> _Interface dataset entries_

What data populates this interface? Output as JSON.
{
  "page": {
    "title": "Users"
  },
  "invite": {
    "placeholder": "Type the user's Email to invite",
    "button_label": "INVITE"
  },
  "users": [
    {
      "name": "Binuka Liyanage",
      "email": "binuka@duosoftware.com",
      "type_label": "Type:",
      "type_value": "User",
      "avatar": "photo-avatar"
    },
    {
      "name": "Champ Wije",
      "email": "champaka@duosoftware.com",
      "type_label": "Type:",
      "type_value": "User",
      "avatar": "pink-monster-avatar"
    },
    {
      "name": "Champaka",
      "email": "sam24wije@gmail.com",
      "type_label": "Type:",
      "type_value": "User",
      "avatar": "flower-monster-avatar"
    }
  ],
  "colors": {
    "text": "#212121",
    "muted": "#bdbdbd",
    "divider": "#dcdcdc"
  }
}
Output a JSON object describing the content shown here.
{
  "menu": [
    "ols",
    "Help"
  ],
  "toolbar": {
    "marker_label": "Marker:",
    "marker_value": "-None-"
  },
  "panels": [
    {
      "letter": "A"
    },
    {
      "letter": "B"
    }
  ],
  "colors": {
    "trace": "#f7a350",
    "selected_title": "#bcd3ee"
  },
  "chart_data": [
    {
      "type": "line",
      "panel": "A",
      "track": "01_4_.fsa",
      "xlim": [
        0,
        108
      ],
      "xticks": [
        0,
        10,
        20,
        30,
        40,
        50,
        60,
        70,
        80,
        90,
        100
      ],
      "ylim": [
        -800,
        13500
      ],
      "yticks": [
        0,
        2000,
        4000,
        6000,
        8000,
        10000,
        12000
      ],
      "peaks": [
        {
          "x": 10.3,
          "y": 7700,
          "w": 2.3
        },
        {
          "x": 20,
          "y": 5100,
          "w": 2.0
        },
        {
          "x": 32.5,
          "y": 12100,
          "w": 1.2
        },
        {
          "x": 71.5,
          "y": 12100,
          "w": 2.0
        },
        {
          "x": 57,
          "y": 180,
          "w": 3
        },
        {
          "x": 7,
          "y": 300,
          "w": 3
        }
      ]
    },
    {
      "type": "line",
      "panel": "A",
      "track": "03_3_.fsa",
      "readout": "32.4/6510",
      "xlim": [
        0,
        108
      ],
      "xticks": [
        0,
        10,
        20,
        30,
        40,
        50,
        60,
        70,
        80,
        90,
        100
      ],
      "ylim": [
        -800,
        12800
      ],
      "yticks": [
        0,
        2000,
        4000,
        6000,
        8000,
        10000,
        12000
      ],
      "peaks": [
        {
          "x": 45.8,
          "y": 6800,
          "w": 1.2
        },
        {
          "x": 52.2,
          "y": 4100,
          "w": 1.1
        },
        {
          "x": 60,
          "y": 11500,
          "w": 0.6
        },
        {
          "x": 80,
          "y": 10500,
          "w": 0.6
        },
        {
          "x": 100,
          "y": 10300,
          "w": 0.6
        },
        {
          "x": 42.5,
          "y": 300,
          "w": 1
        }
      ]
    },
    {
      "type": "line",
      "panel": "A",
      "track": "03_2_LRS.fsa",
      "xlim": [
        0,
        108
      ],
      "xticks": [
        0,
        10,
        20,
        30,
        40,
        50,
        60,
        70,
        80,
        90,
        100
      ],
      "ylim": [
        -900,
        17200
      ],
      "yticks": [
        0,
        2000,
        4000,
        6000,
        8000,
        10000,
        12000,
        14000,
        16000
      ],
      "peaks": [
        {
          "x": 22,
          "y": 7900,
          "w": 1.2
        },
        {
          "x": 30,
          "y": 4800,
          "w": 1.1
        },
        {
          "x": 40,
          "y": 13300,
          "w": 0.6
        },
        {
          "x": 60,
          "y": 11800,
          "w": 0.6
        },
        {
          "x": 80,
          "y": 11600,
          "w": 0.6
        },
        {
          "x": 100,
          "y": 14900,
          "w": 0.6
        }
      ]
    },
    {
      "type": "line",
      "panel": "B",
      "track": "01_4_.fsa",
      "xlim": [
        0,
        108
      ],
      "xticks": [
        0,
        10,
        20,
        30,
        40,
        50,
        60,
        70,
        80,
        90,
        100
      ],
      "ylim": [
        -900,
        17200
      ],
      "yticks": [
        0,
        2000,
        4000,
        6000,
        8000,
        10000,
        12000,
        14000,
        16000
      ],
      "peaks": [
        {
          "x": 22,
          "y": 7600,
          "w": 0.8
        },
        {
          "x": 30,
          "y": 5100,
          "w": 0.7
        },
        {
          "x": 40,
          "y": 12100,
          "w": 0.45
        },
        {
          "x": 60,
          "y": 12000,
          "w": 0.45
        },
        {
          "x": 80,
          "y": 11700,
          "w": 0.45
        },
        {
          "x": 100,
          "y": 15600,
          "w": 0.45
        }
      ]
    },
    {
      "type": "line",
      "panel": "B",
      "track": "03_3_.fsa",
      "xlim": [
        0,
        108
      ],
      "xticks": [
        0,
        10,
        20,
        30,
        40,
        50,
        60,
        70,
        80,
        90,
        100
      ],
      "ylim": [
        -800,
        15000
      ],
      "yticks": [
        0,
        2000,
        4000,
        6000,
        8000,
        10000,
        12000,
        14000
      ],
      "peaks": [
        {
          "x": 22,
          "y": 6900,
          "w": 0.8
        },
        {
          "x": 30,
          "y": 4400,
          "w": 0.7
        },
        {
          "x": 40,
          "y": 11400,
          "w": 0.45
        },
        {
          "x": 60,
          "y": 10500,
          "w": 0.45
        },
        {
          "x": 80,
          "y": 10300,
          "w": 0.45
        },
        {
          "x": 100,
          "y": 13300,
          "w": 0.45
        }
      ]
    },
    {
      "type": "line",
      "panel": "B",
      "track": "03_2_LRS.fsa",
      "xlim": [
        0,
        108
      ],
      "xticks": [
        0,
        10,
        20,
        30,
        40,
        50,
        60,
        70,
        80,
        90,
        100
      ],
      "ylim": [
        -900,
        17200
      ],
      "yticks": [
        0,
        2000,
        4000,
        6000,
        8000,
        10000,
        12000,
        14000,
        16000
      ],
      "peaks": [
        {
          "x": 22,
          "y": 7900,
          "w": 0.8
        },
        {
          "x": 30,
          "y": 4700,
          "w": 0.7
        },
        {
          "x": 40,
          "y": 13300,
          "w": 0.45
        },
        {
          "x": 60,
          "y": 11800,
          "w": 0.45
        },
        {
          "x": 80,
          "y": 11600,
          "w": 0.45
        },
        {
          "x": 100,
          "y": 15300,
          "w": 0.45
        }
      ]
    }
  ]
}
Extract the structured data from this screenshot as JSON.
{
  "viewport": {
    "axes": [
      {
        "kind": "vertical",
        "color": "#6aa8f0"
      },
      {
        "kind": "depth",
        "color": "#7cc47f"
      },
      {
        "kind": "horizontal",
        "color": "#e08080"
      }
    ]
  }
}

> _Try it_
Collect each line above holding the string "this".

> _Reply_
What data populates this interface? Output as JSON.
Extract the structured data from this screenshot as JSON.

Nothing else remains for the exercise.